_Exercise_: Copy out every line of the records where the string "Billy" occurs.
=-=-=
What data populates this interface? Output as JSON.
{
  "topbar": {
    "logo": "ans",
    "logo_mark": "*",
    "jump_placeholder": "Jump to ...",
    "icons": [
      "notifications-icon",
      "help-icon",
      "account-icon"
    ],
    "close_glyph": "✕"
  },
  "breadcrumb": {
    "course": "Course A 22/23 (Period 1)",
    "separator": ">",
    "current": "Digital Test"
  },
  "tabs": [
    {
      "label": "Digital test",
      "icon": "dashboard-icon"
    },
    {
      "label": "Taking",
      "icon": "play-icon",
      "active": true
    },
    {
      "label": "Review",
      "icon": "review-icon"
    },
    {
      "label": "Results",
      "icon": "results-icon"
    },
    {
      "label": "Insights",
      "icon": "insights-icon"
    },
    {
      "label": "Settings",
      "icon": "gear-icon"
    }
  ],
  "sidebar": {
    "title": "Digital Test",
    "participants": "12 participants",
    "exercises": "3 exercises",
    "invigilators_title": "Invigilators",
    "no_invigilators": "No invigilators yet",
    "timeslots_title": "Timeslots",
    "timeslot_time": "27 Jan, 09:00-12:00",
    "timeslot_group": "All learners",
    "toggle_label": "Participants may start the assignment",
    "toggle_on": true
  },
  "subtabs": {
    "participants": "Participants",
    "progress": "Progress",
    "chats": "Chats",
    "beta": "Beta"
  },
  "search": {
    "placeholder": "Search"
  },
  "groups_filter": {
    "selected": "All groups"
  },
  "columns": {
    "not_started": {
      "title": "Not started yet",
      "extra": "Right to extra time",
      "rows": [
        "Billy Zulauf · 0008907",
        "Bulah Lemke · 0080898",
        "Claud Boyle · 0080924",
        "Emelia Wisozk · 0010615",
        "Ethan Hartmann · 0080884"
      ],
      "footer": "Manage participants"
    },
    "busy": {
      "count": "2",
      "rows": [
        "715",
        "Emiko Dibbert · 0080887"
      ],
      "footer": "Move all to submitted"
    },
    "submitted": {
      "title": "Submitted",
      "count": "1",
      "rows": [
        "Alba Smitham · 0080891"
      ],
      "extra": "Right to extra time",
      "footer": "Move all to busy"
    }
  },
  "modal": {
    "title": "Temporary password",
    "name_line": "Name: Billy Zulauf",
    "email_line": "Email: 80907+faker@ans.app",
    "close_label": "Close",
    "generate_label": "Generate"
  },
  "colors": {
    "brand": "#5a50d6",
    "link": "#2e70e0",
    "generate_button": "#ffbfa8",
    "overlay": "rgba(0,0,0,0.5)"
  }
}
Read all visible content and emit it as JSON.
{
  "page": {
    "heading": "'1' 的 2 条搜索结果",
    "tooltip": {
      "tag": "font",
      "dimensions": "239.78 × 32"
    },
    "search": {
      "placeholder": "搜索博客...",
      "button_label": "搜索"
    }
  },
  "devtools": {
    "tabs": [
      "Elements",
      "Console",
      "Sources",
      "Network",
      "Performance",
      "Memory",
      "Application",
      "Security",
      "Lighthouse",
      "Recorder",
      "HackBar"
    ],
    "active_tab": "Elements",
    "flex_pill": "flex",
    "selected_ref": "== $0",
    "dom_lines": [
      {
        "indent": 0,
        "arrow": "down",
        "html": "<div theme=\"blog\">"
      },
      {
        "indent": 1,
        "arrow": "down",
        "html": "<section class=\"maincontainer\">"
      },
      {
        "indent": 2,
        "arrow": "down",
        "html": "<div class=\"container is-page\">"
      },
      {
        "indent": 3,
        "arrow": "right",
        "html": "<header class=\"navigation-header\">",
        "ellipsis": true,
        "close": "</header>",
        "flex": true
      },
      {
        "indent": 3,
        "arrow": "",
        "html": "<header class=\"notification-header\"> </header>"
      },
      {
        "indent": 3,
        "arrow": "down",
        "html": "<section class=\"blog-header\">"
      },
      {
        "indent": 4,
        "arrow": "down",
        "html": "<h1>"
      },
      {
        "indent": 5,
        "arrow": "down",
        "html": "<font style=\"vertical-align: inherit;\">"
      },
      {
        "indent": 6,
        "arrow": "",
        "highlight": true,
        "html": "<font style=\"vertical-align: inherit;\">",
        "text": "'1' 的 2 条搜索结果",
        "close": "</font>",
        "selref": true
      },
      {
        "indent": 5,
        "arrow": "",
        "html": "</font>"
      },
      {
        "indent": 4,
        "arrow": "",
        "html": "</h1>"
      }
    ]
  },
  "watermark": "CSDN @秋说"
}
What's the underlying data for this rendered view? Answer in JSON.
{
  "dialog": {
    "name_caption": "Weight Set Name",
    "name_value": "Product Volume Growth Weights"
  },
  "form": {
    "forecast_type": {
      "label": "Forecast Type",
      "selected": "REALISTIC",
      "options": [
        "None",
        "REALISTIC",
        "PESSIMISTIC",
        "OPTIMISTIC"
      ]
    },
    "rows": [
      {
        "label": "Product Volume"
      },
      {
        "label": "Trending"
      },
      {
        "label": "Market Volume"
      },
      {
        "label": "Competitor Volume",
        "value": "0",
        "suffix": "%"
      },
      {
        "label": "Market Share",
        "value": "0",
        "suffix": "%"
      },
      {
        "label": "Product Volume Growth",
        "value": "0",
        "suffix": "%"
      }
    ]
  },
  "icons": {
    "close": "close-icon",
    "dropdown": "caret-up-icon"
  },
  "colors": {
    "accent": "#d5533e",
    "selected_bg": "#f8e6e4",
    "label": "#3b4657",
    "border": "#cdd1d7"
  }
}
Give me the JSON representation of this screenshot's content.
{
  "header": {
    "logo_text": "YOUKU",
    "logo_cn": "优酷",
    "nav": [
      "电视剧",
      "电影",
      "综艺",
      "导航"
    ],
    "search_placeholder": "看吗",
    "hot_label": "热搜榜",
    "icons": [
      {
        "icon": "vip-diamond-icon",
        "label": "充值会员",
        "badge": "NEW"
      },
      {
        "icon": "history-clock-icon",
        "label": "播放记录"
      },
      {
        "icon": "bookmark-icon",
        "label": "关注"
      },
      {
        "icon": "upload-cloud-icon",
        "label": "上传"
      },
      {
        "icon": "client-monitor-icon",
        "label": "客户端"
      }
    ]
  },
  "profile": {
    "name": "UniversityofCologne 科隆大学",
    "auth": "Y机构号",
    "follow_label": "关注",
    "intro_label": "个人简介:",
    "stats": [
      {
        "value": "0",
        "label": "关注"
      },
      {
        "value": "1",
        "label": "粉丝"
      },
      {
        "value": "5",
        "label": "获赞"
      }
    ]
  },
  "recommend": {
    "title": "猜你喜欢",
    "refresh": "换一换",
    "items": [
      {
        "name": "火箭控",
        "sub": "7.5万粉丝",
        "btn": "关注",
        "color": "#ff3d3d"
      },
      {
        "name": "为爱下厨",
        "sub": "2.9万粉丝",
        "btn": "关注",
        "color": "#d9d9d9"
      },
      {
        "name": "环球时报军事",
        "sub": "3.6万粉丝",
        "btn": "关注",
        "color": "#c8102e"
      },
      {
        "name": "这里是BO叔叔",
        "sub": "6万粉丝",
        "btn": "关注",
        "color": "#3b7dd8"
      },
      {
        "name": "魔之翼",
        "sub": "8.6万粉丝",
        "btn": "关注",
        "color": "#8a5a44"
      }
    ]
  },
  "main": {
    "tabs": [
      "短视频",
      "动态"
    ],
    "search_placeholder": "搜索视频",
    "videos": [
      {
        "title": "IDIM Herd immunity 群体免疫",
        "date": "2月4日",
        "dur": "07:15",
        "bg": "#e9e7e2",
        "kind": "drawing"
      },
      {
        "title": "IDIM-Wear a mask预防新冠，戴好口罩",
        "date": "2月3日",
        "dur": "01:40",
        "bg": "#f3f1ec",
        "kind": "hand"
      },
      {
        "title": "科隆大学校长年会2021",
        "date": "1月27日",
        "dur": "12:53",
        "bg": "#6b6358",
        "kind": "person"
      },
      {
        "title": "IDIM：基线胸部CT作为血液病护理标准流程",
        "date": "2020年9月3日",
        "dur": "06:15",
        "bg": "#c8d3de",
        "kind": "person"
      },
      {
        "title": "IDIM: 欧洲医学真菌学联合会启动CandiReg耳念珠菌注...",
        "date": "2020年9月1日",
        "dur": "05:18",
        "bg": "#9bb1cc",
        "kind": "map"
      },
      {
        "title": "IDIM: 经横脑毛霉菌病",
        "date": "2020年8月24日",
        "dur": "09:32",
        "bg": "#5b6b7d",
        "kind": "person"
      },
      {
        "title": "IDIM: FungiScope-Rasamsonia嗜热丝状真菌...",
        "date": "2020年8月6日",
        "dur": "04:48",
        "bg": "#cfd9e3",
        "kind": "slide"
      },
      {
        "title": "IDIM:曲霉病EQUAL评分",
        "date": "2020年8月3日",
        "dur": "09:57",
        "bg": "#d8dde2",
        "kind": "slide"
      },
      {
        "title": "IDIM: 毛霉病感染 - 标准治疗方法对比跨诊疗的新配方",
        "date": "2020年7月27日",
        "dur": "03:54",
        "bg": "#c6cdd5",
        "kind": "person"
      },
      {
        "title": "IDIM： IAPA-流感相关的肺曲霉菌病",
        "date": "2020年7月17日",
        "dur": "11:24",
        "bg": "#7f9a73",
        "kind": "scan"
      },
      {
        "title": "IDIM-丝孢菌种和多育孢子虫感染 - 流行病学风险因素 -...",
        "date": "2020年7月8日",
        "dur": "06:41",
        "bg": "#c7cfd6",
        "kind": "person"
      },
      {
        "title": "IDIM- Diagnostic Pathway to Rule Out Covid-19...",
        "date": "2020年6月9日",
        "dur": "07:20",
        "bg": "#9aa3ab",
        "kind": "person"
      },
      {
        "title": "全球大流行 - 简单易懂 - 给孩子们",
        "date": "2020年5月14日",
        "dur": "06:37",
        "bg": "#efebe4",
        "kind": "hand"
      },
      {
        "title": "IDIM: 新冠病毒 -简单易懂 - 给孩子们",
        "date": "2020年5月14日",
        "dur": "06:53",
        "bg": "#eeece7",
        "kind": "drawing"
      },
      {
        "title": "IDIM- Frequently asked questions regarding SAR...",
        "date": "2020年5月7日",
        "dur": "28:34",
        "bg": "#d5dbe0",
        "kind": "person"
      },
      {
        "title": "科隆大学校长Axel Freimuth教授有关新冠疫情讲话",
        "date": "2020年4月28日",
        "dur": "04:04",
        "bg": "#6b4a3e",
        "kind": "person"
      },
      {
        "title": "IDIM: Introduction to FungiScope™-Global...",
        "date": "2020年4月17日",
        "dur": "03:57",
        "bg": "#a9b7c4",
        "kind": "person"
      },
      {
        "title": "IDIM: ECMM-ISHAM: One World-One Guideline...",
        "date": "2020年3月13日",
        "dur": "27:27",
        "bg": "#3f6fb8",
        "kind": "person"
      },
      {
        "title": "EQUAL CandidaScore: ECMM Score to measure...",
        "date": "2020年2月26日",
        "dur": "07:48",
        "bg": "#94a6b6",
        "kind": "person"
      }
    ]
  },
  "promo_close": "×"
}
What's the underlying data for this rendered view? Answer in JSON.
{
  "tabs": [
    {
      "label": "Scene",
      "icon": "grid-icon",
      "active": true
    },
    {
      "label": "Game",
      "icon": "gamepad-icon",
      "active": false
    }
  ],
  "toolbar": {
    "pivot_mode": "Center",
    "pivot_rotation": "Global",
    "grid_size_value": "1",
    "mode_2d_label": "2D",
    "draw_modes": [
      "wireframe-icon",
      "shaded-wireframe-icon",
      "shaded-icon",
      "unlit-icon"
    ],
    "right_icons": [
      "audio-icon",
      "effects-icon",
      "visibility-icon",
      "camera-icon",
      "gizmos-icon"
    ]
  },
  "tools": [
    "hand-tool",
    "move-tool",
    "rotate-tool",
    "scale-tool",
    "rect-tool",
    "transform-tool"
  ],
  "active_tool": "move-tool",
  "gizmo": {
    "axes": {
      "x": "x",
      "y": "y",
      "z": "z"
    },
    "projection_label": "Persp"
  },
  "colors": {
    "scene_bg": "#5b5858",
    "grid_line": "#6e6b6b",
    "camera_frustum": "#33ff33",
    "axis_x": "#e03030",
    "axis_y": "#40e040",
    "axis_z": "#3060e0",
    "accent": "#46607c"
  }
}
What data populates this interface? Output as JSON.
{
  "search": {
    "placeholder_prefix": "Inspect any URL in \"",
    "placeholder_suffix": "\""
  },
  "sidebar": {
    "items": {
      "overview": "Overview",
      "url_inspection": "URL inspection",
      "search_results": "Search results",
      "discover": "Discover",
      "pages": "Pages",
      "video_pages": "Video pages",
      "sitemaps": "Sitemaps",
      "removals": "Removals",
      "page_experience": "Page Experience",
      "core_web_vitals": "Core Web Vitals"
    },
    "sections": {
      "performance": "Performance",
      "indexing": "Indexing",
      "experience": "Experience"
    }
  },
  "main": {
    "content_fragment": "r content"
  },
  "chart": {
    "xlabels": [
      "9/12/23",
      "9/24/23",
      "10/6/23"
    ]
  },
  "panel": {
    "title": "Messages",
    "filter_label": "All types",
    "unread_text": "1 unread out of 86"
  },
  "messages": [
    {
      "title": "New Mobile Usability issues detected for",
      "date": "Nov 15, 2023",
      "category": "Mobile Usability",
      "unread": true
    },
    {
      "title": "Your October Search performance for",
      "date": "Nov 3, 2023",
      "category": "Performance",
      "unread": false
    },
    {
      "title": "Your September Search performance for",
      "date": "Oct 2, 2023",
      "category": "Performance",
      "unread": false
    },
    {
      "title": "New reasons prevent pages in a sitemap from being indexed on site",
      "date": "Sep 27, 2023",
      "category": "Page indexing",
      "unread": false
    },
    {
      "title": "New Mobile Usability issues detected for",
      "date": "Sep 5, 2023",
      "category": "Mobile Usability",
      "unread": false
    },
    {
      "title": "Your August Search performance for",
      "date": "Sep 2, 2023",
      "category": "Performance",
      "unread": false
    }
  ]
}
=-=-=
_The answer_:
        "Billy Zulauf · 0008907",
    "name_line": "Name: Billy Zulauf",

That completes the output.